- Ben Potter and Angela MacDonald Smith wrote Delay Eraring closure as ‘insurance’, says Transgrid’s Redman
- Patrick Durkin wrote ‘Profound slowdown’: Alan Finkel quits Victoria’s SEC
- Colin Packham wrote Australia’s energy industry was once optimistic but now it’s nervous and sceptical
- Colin Packham wrote Victorian state energy developer vows to accelerate transition
The Sydney Morning Herald
- Nick Toscano and Mike Foley wrote Power grid’s shift from coal at risk as green spending falters
- Giles Parkinson wrote “Not fast enough:” AEMO says renewable pipeline is huge, but stuck at the gates
- Rachel Williamson wrote AGL says Australia must build its own wind and solar components as costs rise, ports choked
- Sophie Vorath wrote “We need more batteries:” Networks look beyond poles and wires for cheaper, smarter options
This was all I came across from a scan today, but perhaps there was more from other sources?
Other things to note
I see that last week’s AEW conference coincided with two evenings of tight supply-demand balance, on Tuesday and again on Wednesday. We’re about to kick off the next round of analysis for our GenInsights Quarterly Update for Q2 2023 and will certainly look with interest at the data that arises from last week, as part of our analysis into the whole quarter.
Like me, others from our team were unfortunately unable to attend the AEW event in person. But from looking at the happy snaps on Social media, it looks like it may be worth us attending next year.
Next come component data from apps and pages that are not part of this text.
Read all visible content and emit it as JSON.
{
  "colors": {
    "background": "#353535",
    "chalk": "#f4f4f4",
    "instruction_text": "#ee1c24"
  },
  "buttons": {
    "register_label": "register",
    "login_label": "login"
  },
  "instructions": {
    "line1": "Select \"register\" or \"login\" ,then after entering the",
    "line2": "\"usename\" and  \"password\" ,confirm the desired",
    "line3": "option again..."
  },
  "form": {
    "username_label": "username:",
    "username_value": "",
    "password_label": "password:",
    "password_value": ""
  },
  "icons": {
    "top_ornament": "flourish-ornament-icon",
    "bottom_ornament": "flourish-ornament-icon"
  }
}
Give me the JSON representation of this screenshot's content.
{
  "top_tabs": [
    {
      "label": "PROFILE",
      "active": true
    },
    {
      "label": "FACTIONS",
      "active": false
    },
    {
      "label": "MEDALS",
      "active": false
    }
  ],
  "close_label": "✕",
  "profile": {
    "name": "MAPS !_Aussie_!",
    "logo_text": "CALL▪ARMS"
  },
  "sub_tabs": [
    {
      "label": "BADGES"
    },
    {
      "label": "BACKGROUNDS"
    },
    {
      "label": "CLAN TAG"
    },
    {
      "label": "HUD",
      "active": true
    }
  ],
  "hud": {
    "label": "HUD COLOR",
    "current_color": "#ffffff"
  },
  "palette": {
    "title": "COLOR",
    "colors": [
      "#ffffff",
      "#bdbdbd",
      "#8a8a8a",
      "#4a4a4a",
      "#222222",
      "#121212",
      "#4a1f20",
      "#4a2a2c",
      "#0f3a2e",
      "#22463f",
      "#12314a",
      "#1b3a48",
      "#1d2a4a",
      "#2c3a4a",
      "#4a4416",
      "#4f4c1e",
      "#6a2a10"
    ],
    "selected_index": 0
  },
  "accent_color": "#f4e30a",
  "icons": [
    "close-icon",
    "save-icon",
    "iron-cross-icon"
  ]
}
A number of members from our team will be in Sydney next month for this year’s edition of the CEC’s Clean Energy Summit on July 18 and 19. Whilst none of us are slated to speak, I am looking forward to the discussion to be had. If you are attending, please feel free to drop a line and let us know so we can say hi!